** EXERCISE INPUTS follows **

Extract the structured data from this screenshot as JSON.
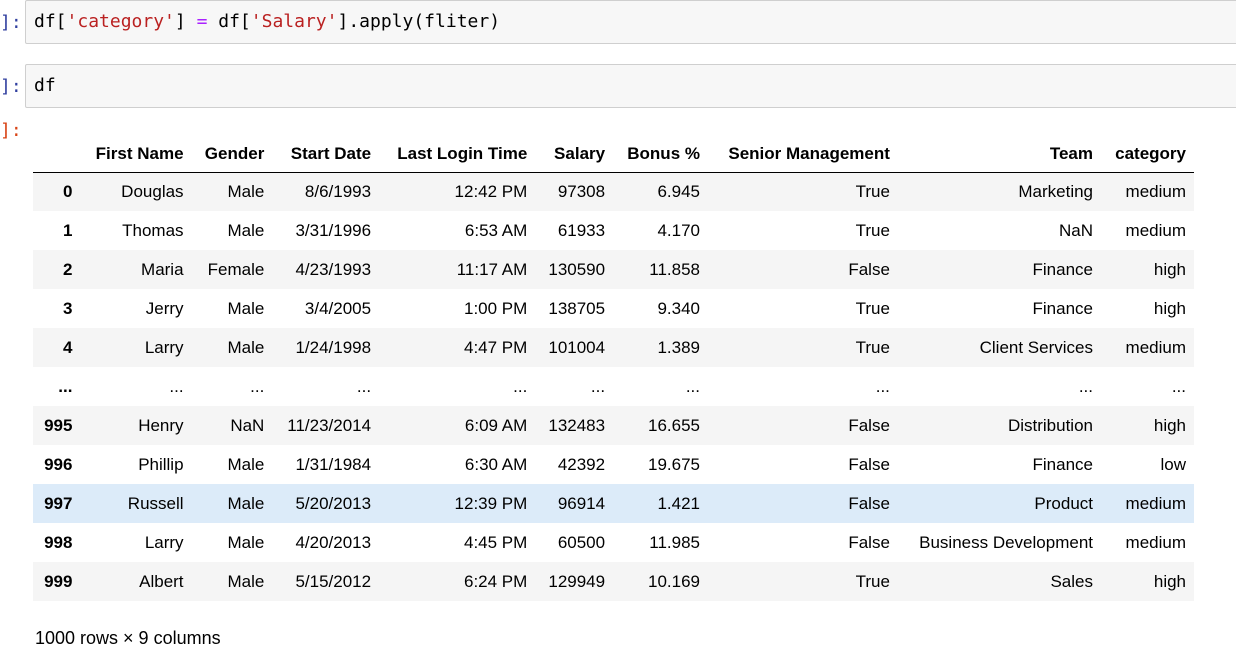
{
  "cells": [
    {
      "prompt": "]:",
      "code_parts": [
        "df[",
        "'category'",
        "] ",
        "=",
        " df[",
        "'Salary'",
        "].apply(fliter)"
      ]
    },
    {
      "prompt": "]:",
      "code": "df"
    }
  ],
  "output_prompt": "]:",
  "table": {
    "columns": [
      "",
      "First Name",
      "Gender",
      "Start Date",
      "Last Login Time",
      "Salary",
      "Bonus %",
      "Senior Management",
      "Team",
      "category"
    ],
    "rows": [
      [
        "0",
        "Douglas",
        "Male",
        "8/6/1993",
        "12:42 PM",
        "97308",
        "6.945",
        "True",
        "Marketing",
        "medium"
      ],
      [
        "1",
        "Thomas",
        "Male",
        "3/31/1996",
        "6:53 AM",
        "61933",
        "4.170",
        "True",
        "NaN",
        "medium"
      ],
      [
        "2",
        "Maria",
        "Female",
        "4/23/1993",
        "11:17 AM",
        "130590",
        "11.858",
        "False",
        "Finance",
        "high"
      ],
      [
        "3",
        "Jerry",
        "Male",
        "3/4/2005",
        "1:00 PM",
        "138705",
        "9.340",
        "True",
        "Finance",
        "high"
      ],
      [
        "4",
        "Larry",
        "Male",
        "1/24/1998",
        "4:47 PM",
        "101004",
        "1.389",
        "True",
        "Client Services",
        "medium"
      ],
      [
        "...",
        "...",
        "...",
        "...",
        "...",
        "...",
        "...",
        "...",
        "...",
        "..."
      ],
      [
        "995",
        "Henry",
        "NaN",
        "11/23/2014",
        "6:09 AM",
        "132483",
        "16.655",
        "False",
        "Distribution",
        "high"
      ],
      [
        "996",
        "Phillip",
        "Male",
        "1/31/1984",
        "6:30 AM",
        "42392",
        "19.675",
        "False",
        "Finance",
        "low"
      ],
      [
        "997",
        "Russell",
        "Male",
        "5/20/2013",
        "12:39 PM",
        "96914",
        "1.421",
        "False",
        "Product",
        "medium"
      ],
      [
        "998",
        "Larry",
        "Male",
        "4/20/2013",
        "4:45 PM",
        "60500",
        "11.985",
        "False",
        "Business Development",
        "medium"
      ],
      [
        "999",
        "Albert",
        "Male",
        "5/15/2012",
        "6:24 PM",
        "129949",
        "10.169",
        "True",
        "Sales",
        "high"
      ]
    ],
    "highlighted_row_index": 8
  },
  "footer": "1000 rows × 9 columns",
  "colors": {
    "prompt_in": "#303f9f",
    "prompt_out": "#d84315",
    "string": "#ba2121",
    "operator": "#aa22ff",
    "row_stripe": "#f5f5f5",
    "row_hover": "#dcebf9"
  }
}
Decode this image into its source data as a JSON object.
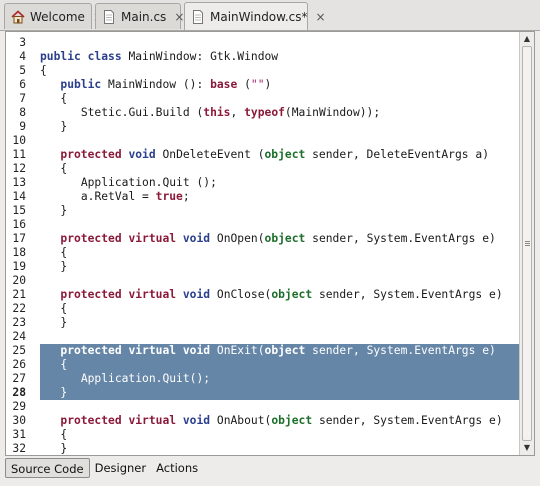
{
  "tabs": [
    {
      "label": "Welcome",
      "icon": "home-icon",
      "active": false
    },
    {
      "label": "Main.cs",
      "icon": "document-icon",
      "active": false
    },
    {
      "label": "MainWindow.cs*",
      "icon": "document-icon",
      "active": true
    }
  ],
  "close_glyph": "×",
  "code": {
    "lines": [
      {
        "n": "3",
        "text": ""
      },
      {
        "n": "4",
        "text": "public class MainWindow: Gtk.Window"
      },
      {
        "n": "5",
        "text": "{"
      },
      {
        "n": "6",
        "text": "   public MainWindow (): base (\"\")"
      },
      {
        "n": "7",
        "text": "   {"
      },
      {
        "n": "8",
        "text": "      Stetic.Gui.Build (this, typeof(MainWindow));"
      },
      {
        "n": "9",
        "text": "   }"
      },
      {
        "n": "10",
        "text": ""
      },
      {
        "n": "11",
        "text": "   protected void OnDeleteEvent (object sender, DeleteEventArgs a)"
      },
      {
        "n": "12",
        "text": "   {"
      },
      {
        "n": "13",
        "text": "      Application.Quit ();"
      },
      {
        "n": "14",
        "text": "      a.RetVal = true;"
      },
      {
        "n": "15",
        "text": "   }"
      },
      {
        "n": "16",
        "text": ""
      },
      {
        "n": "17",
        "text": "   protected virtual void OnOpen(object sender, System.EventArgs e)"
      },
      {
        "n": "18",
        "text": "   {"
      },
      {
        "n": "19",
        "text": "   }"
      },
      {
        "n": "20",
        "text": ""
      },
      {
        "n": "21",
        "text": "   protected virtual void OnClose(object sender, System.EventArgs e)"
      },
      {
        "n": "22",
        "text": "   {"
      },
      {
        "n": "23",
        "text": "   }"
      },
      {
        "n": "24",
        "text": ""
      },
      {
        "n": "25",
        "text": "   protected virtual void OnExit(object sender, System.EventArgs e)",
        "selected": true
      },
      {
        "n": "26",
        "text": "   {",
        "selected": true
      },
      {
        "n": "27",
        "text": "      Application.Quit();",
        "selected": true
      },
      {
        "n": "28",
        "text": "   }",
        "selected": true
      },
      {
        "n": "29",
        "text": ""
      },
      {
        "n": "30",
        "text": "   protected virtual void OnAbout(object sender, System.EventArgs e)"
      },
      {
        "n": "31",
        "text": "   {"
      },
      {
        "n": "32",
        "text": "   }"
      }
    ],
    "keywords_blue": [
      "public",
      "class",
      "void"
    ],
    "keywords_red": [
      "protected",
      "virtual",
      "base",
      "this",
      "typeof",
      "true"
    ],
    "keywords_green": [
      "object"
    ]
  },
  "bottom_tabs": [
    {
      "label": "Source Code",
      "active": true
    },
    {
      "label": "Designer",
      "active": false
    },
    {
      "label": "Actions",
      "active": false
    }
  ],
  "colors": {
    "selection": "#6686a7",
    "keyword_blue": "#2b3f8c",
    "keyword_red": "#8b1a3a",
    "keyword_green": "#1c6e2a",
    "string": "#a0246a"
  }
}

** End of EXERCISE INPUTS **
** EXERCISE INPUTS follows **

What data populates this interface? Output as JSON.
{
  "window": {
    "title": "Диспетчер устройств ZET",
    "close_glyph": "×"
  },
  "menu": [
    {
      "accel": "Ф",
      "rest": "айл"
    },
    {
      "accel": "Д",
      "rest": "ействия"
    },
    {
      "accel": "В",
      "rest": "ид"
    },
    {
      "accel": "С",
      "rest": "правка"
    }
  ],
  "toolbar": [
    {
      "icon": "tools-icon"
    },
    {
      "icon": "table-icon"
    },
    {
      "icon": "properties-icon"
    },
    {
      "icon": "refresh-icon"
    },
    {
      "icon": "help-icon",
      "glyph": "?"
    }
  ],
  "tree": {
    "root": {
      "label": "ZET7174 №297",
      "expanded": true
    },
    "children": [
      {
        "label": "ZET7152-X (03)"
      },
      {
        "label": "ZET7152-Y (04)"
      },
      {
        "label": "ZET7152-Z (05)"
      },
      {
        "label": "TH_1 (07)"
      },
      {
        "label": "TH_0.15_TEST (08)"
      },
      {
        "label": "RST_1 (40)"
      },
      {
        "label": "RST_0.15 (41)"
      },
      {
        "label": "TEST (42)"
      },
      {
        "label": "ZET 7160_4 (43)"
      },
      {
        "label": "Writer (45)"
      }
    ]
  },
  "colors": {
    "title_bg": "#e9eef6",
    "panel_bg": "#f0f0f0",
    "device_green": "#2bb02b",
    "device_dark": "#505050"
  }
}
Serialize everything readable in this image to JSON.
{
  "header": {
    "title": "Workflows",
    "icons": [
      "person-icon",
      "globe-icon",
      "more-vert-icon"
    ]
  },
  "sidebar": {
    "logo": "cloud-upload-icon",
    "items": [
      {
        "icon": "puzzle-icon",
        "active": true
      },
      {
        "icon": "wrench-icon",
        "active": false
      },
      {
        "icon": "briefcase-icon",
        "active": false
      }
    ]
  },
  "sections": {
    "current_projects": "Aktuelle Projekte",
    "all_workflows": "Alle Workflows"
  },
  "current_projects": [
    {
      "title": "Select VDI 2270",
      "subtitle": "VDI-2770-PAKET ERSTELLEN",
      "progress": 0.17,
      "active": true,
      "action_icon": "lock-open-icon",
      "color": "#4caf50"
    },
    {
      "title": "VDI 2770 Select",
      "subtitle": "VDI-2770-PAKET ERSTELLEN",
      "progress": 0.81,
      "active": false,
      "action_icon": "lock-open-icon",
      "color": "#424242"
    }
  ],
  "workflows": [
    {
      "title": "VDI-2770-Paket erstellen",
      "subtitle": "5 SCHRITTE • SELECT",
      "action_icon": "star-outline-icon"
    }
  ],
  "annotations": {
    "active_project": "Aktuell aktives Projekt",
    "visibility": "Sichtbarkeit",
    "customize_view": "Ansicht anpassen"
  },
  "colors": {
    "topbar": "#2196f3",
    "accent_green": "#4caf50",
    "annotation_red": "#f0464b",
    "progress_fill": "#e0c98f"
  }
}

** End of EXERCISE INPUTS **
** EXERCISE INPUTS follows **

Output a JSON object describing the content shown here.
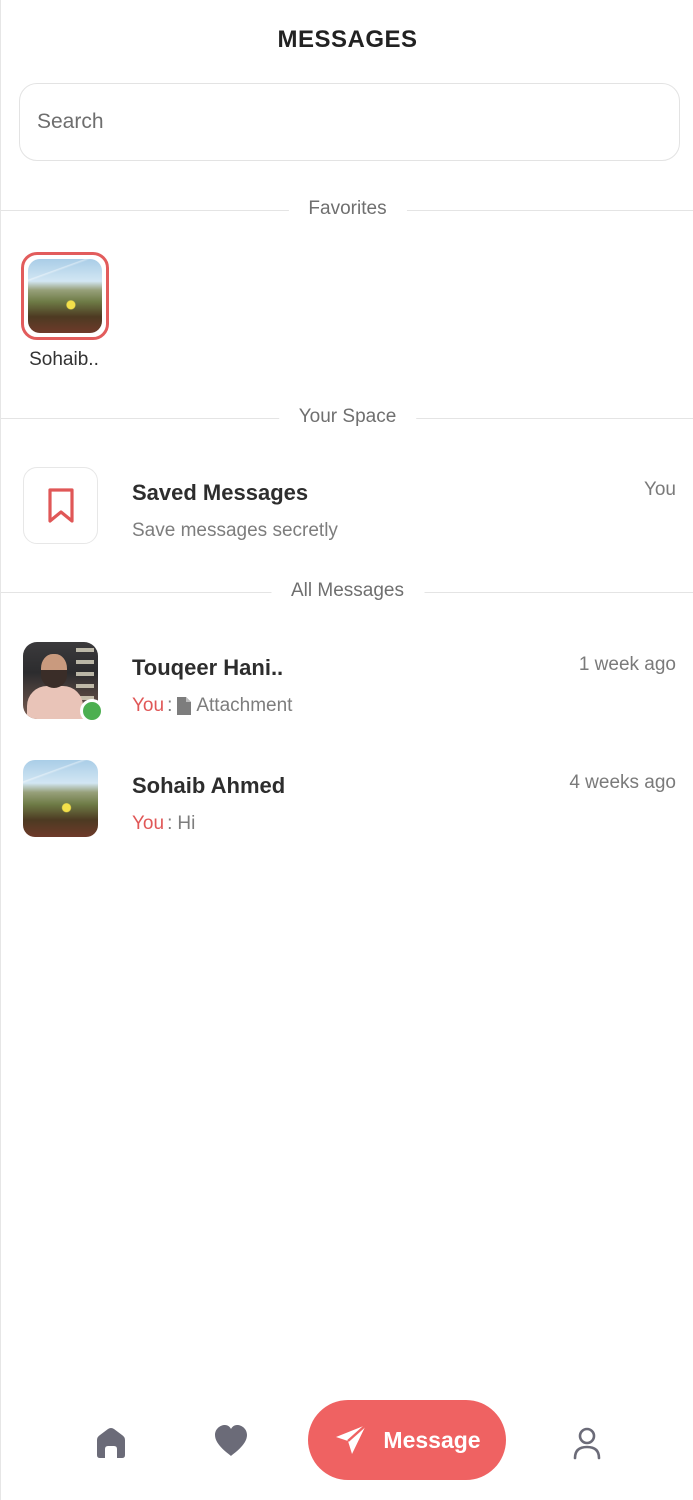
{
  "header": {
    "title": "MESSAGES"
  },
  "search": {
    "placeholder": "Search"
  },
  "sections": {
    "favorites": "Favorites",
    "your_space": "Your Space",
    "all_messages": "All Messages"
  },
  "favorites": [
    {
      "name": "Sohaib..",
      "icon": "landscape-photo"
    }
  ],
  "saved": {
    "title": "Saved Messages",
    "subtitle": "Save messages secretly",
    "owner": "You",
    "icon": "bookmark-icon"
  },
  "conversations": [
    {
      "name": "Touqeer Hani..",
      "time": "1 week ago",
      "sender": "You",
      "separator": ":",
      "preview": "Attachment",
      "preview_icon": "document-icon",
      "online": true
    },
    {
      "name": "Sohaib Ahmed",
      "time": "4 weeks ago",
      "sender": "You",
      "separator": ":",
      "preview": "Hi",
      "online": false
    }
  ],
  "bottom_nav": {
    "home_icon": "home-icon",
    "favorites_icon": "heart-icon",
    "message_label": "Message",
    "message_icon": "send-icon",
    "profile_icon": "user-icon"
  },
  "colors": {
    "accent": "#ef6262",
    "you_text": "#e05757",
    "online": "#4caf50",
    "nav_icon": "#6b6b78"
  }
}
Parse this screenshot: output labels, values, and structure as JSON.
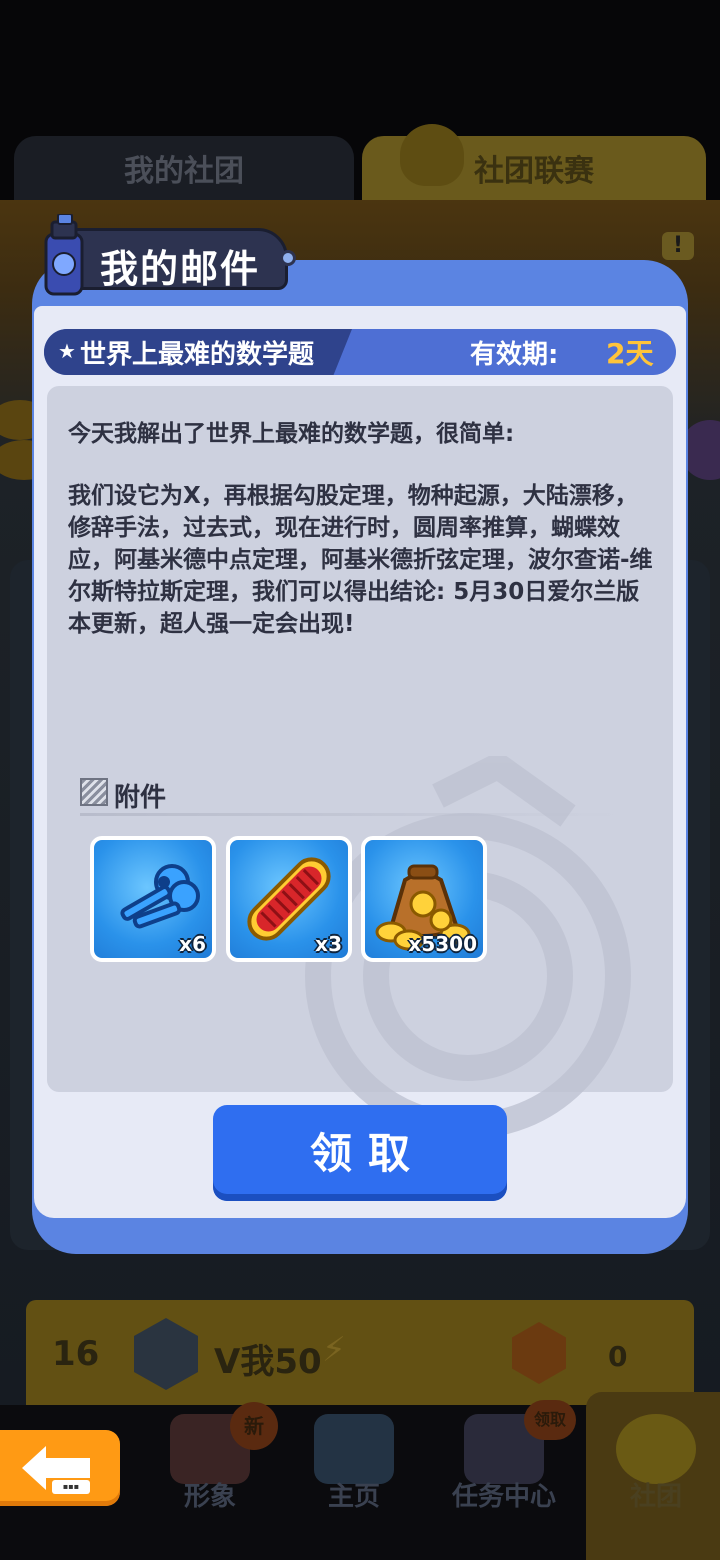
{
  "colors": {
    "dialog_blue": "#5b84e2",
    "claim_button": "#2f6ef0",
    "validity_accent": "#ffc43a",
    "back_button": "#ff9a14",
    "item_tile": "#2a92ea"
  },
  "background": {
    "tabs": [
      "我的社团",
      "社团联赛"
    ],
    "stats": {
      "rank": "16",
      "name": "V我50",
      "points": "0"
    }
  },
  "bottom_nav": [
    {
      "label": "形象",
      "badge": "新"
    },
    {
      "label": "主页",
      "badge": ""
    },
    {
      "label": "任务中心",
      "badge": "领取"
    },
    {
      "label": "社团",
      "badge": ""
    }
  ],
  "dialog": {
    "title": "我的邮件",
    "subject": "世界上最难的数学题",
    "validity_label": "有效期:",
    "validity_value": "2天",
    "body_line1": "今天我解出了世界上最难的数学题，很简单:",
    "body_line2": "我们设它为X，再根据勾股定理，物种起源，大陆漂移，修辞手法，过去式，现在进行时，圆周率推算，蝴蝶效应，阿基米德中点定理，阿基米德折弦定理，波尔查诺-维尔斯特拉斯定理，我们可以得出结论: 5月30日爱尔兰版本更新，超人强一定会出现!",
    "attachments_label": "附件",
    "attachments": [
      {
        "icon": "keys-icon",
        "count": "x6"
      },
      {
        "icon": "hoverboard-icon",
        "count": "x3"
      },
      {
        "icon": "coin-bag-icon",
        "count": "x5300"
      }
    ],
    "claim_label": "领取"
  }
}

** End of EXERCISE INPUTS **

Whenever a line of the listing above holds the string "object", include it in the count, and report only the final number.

RESULT OF THIS TASK: 8